For other outsiders look to riders like; Jussi Veikkanen, George Bennett, Maxime Bouet, Jan Bakelants, Enrico Gasparotto, Laurent Didier and the youngsters Julian Alaphilippe, Matej Mohoric and Kenny Ellissonde. The French climber won on Angliru in Vuelta España last year. However, Elissonde suffered from gastroenteritis just before leaving for Australia so he may not able to fight for the top positions in the general classification.

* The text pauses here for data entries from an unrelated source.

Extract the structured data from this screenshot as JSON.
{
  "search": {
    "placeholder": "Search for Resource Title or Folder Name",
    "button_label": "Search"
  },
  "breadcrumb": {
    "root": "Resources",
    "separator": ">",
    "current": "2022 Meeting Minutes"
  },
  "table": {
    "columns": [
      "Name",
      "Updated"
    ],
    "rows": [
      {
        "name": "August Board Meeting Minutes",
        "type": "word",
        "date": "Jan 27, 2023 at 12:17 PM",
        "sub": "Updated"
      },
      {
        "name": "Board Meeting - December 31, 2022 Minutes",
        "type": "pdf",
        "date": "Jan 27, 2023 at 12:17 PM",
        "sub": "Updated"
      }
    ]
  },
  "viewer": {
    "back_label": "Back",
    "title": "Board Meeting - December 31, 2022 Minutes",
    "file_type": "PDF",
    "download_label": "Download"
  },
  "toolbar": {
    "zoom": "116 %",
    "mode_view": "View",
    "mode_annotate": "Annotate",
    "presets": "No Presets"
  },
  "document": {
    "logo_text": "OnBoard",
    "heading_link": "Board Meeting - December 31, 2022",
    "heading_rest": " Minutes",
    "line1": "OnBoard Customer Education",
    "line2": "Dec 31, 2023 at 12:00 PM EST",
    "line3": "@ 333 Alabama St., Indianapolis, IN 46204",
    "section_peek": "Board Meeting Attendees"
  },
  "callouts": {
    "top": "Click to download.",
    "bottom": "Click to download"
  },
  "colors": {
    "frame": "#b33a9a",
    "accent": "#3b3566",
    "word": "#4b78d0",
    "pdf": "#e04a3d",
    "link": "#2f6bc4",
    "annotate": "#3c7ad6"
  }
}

Unlike in the past, there are now only two bunch sprint stages left in the race. Stage 4 and 6. Andre Greipel, Marcel Kittel, Mark Renshaw, Elia Viviani, Roberto Ferrari, Matt Goss etc. will all be eager to take advantage of the few possibilities they’ll get. The way I see it, Andre Greipel is the man to beat. He won all three sprint stages last year and this time he’s bringing his best leadout train to Australia. Lotto arrived early, like last year, in order to fine-tune the leadout and to me, it would be a surprise not to see Greipel winning at least one of the two sure sprint stages. Naturally, Marcel Kittel will be eager to build on his outstanding Tour de France performance but it requires a perfect leadout. Last year, Giant-Shimano had big problems getting their leadout right at the beginning of the season and they can’t afford to let that happen again this time. GreenEdge have a strong duo in Matt Goss and Michael Matthews and it will be interesting to see how they will play their cards. Matthews has been in a league of his own the last two times he has rode the finish in Stirling (stage 2) and he is the big favorite to win here again this year.
There are many young sprinters knocking on the door of the big scene and guys like Steele Von Hoff, Danny van Poppel and Caleb Ewan all have what it takes to make an upset this early in the season. Especially the two Australians seems to be in great shape already and if the big favorites miss out, Von Hoff and Ewan won’t hesitate for a second.
See daily previews of all the Tour Down Under stages on Mikkel Condé’s blog C-Cycling.